Southern football is as much about villains as it is heroes, and two of the most notorious evil-doers are in the spotlight tonight, both leading teams called USC.

Steve Spurrier and his South Carolina Gamecocks take on Southern Miss in their season opener at 7:30 on ESPN. Lane Kiffin, the new head coach at Southern Cal after bolting from Tennessee after one year, makes his debut against Hawaii at 11, also on ESPN.

Spurrier is still reviled in these parts as the man who ended decades of Georgia dominance in the Georgia-Florida series -- and delighted in reminding Bulldog fans about it. From 1990 until 2001, when he left the Gators to become head coach of the Washington Redskins, Spurrier's teams went 11-1 against the Bulldogs.

His infamous dig at the Dawgs -- "How is it when [Georgia] signs people, they get the ‘best' players, but when we play, we've got the best players?" -- still grates on Bulldog fans, even though he's 1-4 against them at South Carolina.

Georgia wasn't his only target; he loved to zing Tennessee as well. "You can't spell Citrus without UT," he said of the Vols' frequent appearance in the SEC's No. 2 bowl at the time. He also proclaimed them "Knox County champions" in 1996 after a season that started with national championship ambitions but ended with losses to Florida and Memphis.

Most recently he chided the Vols for backing out of a series with North Carolina: "Golly, times have changed when Tennessee doesn't want to play North Carolina in football because they're too good for them."

Kiffin is also hated in the SEC for his loose-cannon tactics after being hired as Tennessee coach in 2008 -- accusing Florida coach Urban Meyer of cheating in recruiting and bragging that  his team would never lose to Georgia. He also accused Georgia coaches of being "asleep" in recruiting and vowed to lure the state's best high school talent to Knoxville.

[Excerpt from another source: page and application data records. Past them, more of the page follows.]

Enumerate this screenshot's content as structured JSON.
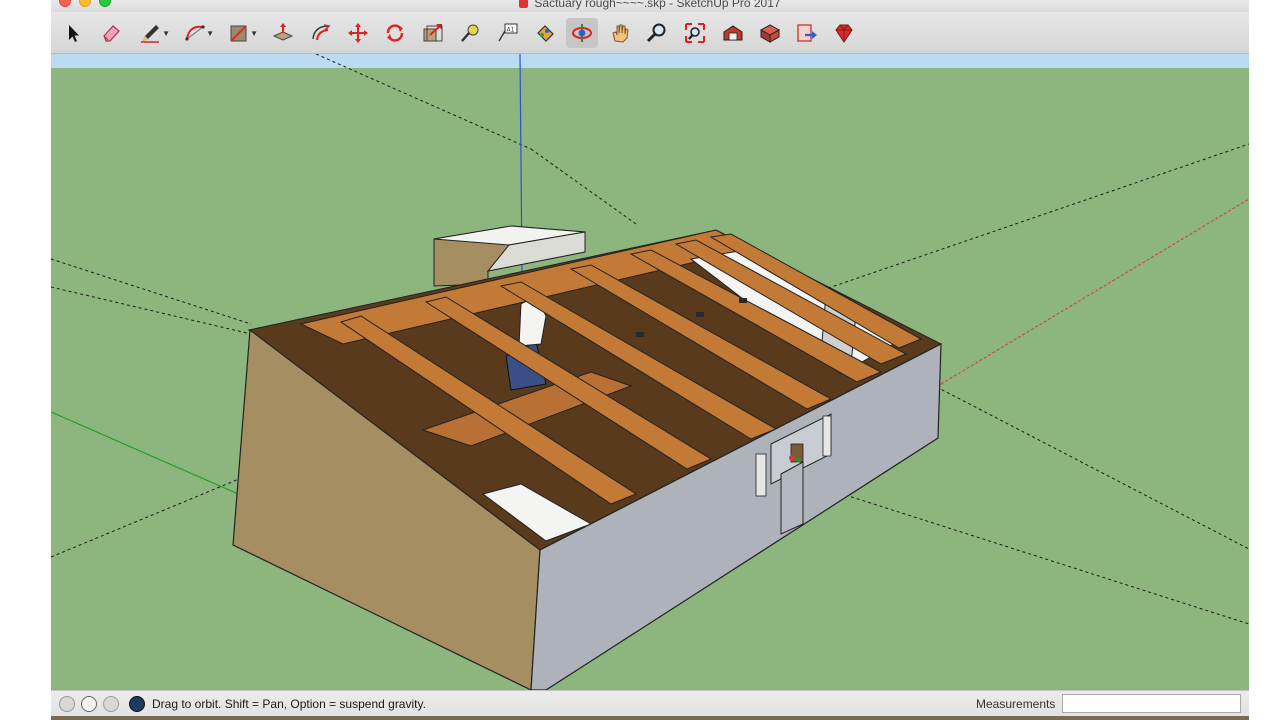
{
  "window": {
    "title": "Sactuary rough~~~~.skp - SketchUp Pro 2017"
  },
  "toolbar": {
    "tools": [
      {
        "name": "select-tool",
        "icon": "arrow-pointer-icon"
      },
      {
        "name": "eraser-tool",
        "icon": "eraser-icon"
      },
      {
        "name": "pencil-tool",
        "icon": "pencil-icon"
      },
      {
        "name": "arc-tool",
        "icon": "arc-icon"
      },
      {
        "name": "shape-tool",
        "icon": "rectangle-icon"
      },
      {
        "name": "push-pull-tool",
        "icon": "push-pull-icon"
      },
      {
        "name": "offset-tool",
        "icon": "offset-icon"
      },
      {
        "name": "move-tool",
        "icon": "move-arrows-icon"
      },
      {
        "name": "rotate-tool",
        "icon": "rotate-icon"
      },
      {
        "name": "scale-tool",
        "icon": "scale-icon"
      },
      {
        "name": "tape-measure-tool",
        "icon": "tape-measure-icon"
      },
      {
        "name": "text-tool",
        "icon": "text-label-icon"
      },
      {
        "name": "paint-bucket-tool",
        "icon": "paint-bucket-icon"
      },
      {
        "name": "orbit-tool",
        "icon": "orbit-icon"
      },
      {
        "name": "pan-tool",
        "icon": "hand-icon"
      },
      {
        "name": "zoom-tool",
        "icon": "magnifier-icon"
      },
      {
        "name": "zoom-extents-tool",
        "icon": "zoom-extents-icon"
      },
      {
        "name": "3d-warehouse-tool",
        "icon": "warehouse-icon"
      },
      {
        "name": "extension-warehouse-tool",
        "icon": "extension-box-icon"
      },
      {
        "name": "send-to-layout-tool",
        "icon": "layout-icon"
      },
      {
        "name": "extension-manager-tool",
        "icon": "ruby-gem-icon"
      }
    ]
  },
  "status": {
    "message": "Drag to orbit. Shift = Pan, Option = suspend gravity.",
    "measurements_label": "Measurements",
    "measurements_value": ""
  },
  "colors": {
    "ground": "#8db57e",
    "sky": "#b9dcf2",
    "wood": "#c27a36",
    "wall_tan": "#a58e62",
    "wall_gray": "#aeb3bb",
    "accent_red": "#d9393b"
  }
}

He left after one year and a 7-6 record to accept the Trojans' head coaching position, escaping an angry mob of fans outside his Knoxville home. In the end, however, there was one boast he made good on: He never did lose to Georgia.